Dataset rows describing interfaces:

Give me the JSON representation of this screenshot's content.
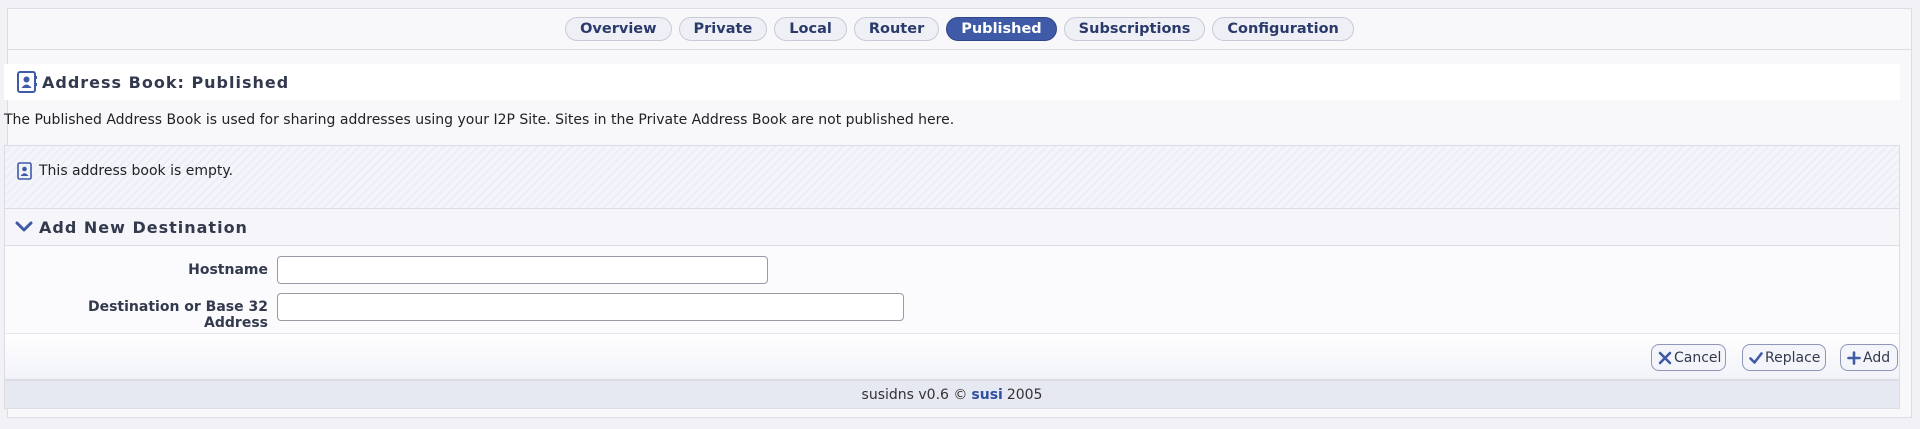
{
  "nav": {
    "tabs": [
      "Overview",
      "Private",
      "Local",
      "Router",
      "Published",
      "Subscriptions",
      "Configuration"
    ],
    "active": "Published"
  },
  "header": {
    "title": "Address Book: Published",
    "icon": "address-book-icon"
  },
  "description": "The Published Address Book is used for sharing addresses using your I2P Site. Sites in the Private Address Book are not published here.",
  "empty_message": "This address book is empty.",
  "add_section": {
    "title": "Add New Destination",
    "hostname_label": "Hostname",
    "hostname_value": "",
    "destination_label": "Destination or Base 32 Address",
    "destination_value": ""
  },
  "buttons": {
    "cancel": "Cancel",
    "replace": "Replace",
    "add": "Add"
  },
  "footer": {
    "prefix": "susidns v0.6 ©",
    "link": "susi",
    "year": "2005"
  },
  "colors": {
    "accent": "#3f5aa6",
    "link": "#2f4f9f"
  }
}
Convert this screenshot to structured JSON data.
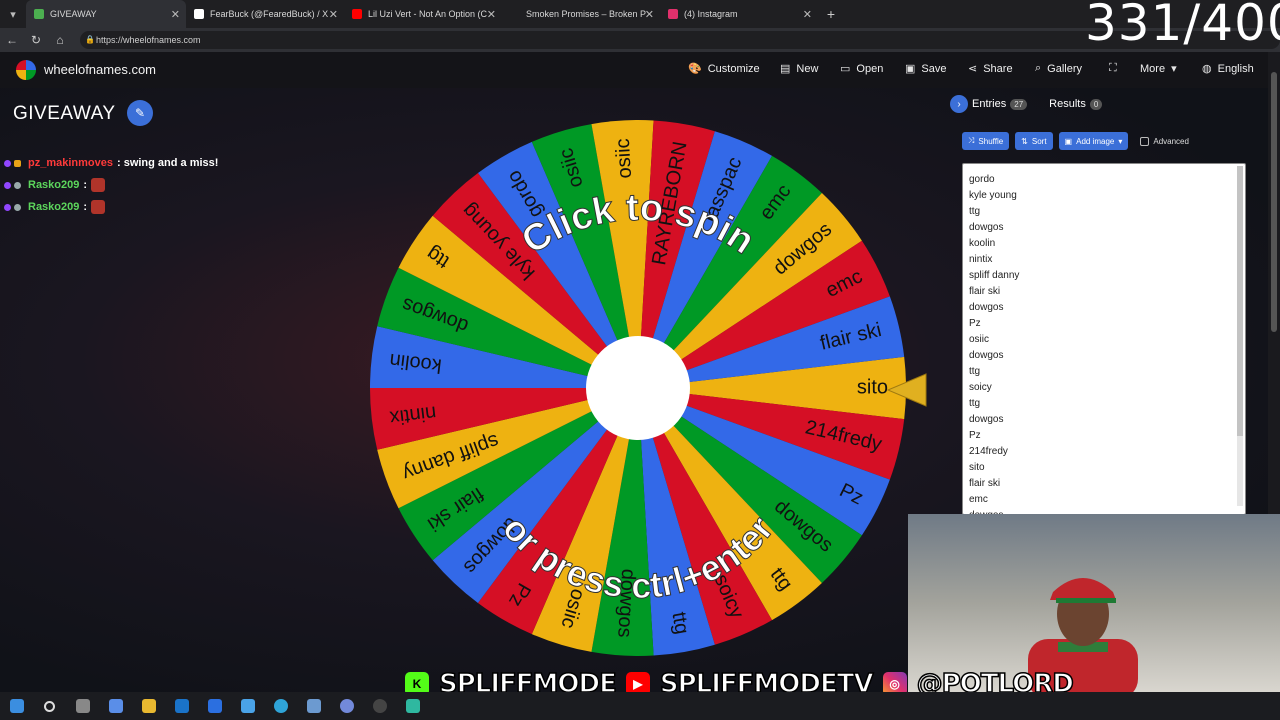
{
  "browser": {
    "tabs": [
      {
        "label": "GIVEAWAY",
        "active": true,
        "color": "#4caf50"
      },
      {
        "label": "FearBuck (@FearedBuck) / X",
        "active": false,
        "color": "#ffffff"
      },
      {
        "label": "Lil Uzi Vert - Not An Option (C",
        "active": false,
        "color": "#ff0000"
      },
      {
        "label": "Smoken Promises – Broken Promi",
        "active": false,
        "color": "#e91e63"
      },
      {
        "label": "(4) Instagram",
        "active": false,
        "color": "#e1306c"
      }
    ],
    "url": "https://wheelofnames.com"
  },
  "site": {
    "name": "wheelofnames.com",
    "nav": [
      "Customize",
      "New",
      "Open",
      "Save",
      "Share",
      "Gallery",
      "Fullscreen",
      "More",
      "English"
    ]
  },
  "page": {
    "title": "GIVEAWAY"
  },
  "chat": [
    {
      "user": "pz_makinmoves",
      "user_color": "#ff3a3a",
      "message": ": swing and a miss!",
      "emote": false
    },
    {
      "user": "Rasko209",
      "user_color": "#5cd65c",
      "message": ":",
      "emote": true
    },
    {
      "user": "Rasko209",
      "user_color": "#5cd65c",
      "message": ":",
      "emote": true
    }
  ],
  "wheel": {
    "center_text_top": "Click to spin",
    "center_text_bottom": "or press ctrl+enter",
    "segments": [
      "sito",
      "214fredy",
      "Pz",
      "dowgos",
      "ttg",
      "soicy",
      "ttg",
      "dowgos",
      "osiic",
      "Pz",
      "dowgos",
      "flair ski",
      "spliff danny",
      "nintix",
      "koolin",
      "dowgos",
      "ttg",
      "kyle young",
      "gordo",
      "osiic",
      "osiic",
      "RAYREBORN",
      "fasspac",
      "emc",
      "dowgos",
      "emc",
      "flair ski"
    ],
    "colors": [
      "#eeb211",
      "#d50f25",
      "#3369e8",
      "#009925"
    ]
  },
  "panel": {
    "tab_entries": "Entries",
    "entries_count": "27",
    "tab_results": "Results",
    "results_count": "0",
    "shuffle": "Shuffle",
    "sort": "Sort",
    "add_image": "Add image",
    "advanced": "Advanced",
    "entries": [
      "gordo",
      "kyle young",
      "ttg",
      "dowgos",
      "koolin",
      "nintix",
      "spliff danny",
      "flair ski",
      "dowgos",
      "Pz",
      "osiic",
      "dowgos",
      "ttg",
      "soicy",
      "ttg",
      "dowgos",
      "Pz",
      "214fredy",
      "sito",
      "flair ski",
      "emc",
      "dowgos"
    ]
  },
  "overlay": {
    "counter": "331/400",
    "social": [
      "SPLIFFMODE",
      "SPLIFFMODETV",
      "@POTLORD"
    ]
  }
}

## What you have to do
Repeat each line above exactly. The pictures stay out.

## Answer to this task
Give me the JSON representation of this screenshot's content.
{
  "nav": {
    "tabs": [
      "Overview",
      "Private",
      "Local",
      "Router",
      "Published",
      "Subscriptions",
      "Configuration"
    ],
    "active": "Published"
  },
  "header": {
    "title": "Address Book: Published",
    "icon": "address-book-icon"
  },
  "description": "The Published Address Book is used for sharing addresses using your I2P Site. Sites in the Private Address Book are not published here.",
  "empty_message": "This address book is empty.",
  "add_section": {
    "title": "Add New Destination",
    "hostname_label": "Hostname",
    "hostname_value": "",
    "destination_label": "Destination or Base 32 Address",
    "destination_value": ""
  },
  "buttons": {
    "cancel": "Cancel",
    "replace": "Replace",
    "add": "Add"
  },
  "footer": {
    "prefix": "susidns v0.6 ©",
    "link": "susi",
    "year": "2005"
  },
  "colors": {
    "accent": "#3f5aa6",
    "link": "#2f4f9f"
  }
}
Convert this screenshot to structured JSON data.
{
  "browser": {
    "tabs": [
      {
        "label": "GIVEAWAY",
        "active": true,
        "color": "#4caf50"
      },
      {
        "label": "FearBuck (@FearedBuck) / X",
        "active": false,
        "color": "#ffffff"
      },
      {
        "label": "Lil Uzi Vert - Not An Option (C",
        "active": false,
        "color": "#ff0000"
      },
      {
        "label": "Smoken Promises – Broken Promi",
        "active": false,
        "color": "#e91e63"
      },
      {
        "label": "(4) Instagram",
        "active": false,
        "color": "#e1306c"
      }
    ],
    "url": "https://wheelofnames.com"
  },
  "site": {
    "name": "wheelofnames.com",
    "nav": [
      "Customize",
      "New",
      "Open",
      "Save",
      "Share",
      "Gallery",
      "Fullscreen",
      "More",
      "English"
    ]
  },
  "page": {
    "title": "GIVEAWAY"
  },
  "chat": [
    {
      "user": "pz_makinmoves",
      "user_color": "#ff3a3a",
      "message": ": swing and a miss!",
      "emote": false
    },
    {
      "user": "Rasko209",
      "user_color": "#5cd65c",
      "message": ":",
      "emote": true
    },
    {
      "user": "Rasko209",
      "user_color": "#5cd65c",
      "message": ":",
      "emote": true
    }
  ],
  "wheel": {
    "center_text_top": "Click to spin",
    "center_text_bottom": "or press ctrl+enter",
    "segments": [
      "sito",
      "214fredy",
      "Pz",
      "dowgos",
      "ttg",
      "soicy",
      "ttg",
      "dowgos",
      "osiic",
      "Pz",
      "dowgos",
      "flair ski",
      "spliff danny",
      "nintix",
      "koolin",
      "dowgos",
      "ttg",
      "kyle young",
      "gordo",
      "osiic",
      "osiic",
      "RAYREBORN",
      "fasspac",
      "emc",
      "dowgos",
      "emc",
      "flair ski"
    ],
    "colors": [
      "#eeb211",
      "#d50f25",
      "#3369e8",
      "#009925"
    ]
  },
  "panel": {
    "tab_entries": "Entries",
    "entries_count": "27",
    "tab_results": "Results",
    "results_count": "0",
    "shuffle": "Shuffle",
    "sort": "Sort",
    "add_image": "Add image",
    "advanced": "Advanced",
    "entries": [
      "gordo",
      "kyle young",
      "ttg",
      "dowgos",
      "koolin",
      "nintix",
      "spliff danny",
      "flair ski",
      "dowgos",
      "Pz",
      "osiic",
      "dowgos",
      "ttg",
      "soicy",
      "ttg",
      "dowgos",
      "Pz",
      "214fredy",
      "sito",
      "flair ski",
      "emc",
      "dowgos"
    ]
  },
  "overlay": {
    "counter": "331/400",
    "social": [
      "SPLIFFMODE",
      "SPLIFFMODETV",
      "@POTLORD"
    ]
  }
}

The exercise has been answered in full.